● **Action item**
Reproduce all of the entries below exactly, without a single change.

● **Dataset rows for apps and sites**
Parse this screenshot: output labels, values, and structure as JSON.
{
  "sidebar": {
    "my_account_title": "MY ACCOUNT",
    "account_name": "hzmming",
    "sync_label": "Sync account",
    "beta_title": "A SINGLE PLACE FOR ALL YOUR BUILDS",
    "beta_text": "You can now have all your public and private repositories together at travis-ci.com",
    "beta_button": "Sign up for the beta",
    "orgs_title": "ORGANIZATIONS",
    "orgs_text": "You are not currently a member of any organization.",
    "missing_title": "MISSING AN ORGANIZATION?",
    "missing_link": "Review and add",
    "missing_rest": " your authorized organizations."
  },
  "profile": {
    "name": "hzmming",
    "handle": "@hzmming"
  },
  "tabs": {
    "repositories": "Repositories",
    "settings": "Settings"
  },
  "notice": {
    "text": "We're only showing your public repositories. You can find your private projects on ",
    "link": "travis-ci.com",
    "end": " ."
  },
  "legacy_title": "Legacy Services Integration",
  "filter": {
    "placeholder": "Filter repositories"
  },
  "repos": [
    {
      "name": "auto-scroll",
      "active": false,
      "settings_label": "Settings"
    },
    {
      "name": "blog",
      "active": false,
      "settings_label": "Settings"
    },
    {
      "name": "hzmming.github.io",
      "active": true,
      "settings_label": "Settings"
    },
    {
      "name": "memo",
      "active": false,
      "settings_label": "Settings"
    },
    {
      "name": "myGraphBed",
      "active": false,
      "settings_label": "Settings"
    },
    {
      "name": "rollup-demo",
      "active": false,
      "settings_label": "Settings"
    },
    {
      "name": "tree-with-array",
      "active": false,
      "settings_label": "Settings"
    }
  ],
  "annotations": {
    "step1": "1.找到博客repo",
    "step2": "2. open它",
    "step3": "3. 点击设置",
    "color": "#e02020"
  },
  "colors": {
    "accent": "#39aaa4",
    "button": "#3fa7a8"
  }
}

● **Response box**
Parse this screenshot: output labels, values, and structure as JSON.
{
  "sidebar": {
    "my_account_title": "MY ACCOUNT",
    "account_name": "hzmming",
    "sync_label": "Sync account",
    "beta_title": "A SINGLE PLACE FOR ALL YOUR BUILDS",
    "beta_text": "You can now have all your public and private repositories together at travis-ci.com",
    "beta_button": "Sign up for the beta",
    "orgs_title": "ORGANIZATIONS",
    "orgs_text": "You are not currently a member of any organization.",
    "missing_title": "MISSING AN ORGANIZATION?",
    "missing_link": "Review and add",
    "missing_rest": " your authorized organizations."
  },
  "profile": {
    "name": "hzmming",
    "handle": "@hzmming"
  },
  "tabs": {
    "repositories": "Repositories",
    "settings": "Settings"
  },
  "notice": {
    "text": "We're only showing your public repositories. You can find your private projects on ",
    "link": "travis-ci.com",
    "end": " ."
  },
  "legacy_title": "Legacy Services Integration",
  "filter": {
    "placeholder": "Filter repositories"
  },
  "repos": [
    {
      "name": "auto-scroll",
      "active": false,
      "settings_label": "Settings"
    },
    {
      "name": "blog",
      "active": false,
      "settings_label": "Settings"
    },
    {
      "name": "hzmming.github.io",
      "active": true,
      "settings_label": "Settings"
    },
    {
      "name": "memo",
      "active": false,
      "settings_label": "Settings"
    },
    {
      "name": "myGraphBed",
      "active": false,
      "settings_label": "Settings"
    },
    {
      "name": "rollup-demo",
      "active": false,
      "settings_label": "Settings"
    },
    {
      "name": "tree-with-array",
      "active": false,
      "settings_label": "Settings"
    }
  ],
  "annotations": {
    "step1": "1.找到博客repo",
    "step2": "2. open它",
    "step3": "3. 点击设置",
    "color": "#e02020"
  },
  "colors": {
    "accent": "#39aaa4",
    "button": "#3fa7a8"
  }
}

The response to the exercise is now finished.